Find and return every line of the data that contains the word "当周贡献".

#### INPUT FOR THIS TASK ####

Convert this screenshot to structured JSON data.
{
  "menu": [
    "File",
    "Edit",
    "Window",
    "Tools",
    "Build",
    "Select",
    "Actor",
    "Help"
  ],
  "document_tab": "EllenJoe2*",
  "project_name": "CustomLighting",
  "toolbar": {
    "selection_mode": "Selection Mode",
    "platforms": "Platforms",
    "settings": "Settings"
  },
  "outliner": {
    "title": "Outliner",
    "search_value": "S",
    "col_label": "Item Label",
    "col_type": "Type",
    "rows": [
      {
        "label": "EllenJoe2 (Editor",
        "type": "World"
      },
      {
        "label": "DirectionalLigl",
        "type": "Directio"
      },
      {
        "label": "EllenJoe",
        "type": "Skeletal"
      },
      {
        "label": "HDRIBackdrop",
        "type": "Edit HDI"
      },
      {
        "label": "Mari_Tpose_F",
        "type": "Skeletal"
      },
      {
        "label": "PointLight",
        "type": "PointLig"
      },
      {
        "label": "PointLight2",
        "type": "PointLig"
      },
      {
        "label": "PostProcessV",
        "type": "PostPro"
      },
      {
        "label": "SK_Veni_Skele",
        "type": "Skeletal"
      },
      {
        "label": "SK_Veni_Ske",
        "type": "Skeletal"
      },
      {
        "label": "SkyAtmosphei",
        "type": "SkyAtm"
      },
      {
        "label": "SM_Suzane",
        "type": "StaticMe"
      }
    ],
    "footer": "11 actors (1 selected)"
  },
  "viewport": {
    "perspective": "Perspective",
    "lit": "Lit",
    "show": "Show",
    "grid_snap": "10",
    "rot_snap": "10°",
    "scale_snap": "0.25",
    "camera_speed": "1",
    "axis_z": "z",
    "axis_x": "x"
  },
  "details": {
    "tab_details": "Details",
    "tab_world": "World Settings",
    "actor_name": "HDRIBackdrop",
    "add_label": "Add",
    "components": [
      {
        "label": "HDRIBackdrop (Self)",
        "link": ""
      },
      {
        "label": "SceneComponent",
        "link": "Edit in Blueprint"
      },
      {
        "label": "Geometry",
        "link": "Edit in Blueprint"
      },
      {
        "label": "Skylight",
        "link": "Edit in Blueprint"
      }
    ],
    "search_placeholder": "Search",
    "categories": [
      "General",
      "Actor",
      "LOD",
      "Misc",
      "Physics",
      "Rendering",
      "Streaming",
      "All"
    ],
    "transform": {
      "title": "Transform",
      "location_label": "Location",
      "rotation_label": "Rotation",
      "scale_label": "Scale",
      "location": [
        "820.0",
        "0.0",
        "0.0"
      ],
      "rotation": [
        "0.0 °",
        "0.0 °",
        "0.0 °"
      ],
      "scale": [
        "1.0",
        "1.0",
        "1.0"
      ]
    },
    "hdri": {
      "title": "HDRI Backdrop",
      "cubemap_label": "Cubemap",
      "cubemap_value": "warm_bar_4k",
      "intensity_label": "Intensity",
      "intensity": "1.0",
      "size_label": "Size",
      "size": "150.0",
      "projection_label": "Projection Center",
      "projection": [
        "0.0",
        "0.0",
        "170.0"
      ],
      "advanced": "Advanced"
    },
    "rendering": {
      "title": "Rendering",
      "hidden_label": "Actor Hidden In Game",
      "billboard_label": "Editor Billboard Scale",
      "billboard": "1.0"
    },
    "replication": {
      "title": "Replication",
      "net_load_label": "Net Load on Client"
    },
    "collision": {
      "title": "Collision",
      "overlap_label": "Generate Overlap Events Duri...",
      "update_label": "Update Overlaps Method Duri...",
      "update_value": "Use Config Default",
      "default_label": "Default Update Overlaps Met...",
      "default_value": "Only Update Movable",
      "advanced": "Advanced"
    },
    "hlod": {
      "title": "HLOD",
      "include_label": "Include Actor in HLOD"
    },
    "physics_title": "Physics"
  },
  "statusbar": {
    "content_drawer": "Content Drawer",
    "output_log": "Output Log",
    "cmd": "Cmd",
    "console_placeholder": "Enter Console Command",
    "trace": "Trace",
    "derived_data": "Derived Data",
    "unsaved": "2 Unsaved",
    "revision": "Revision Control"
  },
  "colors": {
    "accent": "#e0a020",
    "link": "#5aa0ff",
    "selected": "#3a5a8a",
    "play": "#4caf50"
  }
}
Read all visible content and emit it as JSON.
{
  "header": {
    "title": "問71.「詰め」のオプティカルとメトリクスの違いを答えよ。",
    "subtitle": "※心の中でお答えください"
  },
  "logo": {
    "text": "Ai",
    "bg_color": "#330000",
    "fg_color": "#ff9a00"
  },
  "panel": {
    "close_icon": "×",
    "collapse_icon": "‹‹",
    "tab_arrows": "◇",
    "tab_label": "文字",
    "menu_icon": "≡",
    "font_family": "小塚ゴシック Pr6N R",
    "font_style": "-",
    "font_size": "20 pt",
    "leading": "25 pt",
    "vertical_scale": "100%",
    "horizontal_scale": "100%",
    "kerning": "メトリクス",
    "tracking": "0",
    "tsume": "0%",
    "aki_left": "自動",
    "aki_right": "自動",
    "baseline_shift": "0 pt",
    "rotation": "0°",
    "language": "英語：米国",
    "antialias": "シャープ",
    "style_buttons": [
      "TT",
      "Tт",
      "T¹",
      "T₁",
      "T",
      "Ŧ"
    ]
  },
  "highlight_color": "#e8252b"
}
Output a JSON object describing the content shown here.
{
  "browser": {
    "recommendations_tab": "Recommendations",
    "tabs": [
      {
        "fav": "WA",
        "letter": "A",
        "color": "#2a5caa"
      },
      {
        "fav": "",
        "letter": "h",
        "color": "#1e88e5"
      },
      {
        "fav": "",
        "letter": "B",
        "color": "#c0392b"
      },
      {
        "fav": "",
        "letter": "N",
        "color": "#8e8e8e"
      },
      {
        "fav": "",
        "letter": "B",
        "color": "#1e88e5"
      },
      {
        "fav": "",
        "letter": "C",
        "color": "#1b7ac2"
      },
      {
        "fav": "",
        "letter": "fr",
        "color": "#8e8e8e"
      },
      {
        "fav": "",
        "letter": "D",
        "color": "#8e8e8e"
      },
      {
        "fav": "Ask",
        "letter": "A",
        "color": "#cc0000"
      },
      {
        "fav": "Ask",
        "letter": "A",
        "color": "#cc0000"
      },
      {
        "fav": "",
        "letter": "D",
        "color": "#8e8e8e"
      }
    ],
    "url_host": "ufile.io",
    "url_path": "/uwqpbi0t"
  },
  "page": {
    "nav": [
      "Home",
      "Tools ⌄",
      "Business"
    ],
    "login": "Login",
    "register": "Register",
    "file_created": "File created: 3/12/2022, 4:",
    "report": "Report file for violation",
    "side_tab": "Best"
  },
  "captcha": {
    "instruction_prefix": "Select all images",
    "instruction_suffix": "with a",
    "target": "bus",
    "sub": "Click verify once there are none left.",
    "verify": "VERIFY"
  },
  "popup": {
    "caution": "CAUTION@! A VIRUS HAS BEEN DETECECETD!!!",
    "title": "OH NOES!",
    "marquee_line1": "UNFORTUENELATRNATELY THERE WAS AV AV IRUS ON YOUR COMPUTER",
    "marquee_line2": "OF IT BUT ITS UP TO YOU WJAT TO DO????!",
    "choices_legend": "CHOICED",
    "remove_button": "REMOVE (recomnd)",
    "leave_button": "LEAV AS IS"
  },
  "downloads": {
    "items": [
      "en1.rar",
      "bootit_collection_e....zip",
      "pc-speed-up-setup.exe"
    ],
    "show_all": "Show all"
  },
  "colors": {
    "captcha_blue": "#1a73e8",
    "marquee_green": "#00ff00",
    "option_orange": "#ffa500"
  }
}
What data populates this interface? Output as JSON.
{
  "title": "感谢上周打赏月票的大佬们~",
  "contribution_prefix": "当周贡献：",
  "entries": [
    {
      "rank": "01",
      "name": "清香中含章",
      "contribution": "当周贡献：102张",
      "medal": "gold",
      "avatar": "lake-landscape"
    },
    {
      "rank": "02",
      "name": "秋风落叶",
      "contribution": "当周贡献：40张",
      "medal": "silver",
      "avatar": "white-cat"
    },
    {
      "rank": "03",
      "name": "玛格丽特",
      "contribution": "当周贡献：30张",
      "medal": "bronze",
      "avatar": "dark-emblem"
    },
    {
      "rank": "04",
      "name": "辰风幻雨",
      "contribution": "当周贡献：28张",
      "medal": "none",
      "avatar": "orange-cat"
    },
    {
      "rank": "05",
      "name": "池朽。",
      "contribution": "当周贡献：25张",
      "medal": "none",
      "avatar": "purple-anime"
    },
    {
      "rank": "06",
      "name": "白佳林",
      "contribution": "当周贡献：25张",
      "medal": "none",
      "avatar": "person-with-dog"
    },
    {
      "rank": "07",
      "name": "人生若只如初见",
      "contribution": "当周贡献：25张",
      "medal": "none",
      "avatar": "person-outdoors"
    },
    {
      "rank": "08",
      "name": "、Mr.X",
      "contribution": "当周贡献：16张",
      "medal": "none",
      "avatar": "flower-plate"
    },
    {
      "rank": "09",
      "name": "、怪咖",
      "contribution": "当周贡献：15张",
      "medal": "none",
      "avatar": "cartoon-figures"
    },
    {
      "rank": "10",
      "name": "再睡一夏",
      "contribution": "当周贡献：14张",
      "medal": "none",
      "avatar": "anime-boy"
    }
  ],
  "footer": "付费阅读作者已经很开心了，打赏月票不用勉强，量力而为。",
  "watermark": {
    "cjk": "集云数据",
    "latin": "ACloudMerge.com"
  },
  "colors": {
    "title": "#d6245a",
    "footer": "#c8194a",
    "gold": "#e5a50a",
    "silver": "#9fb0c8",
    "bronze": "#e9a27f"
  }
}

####

__REPLY TO THE EXERCISE__:
  "contribution_prefix": "当周贡献：",
      "contribution": "当周贡献：102张",
      "contribution": "当周贡献：40张",
      "contribution": "当周贡献：30张",
      "contribution": "当周贡献：28张",
      "contribution": "当周贡献：25张",
      "contribution": "当周贡献：25张",
      "contribution": "当周贡献：25张",
      "contribution": "当周贡献：16张",
      "contribution": "当周贡献：15张",
      "contribution": "当周贡献：14张",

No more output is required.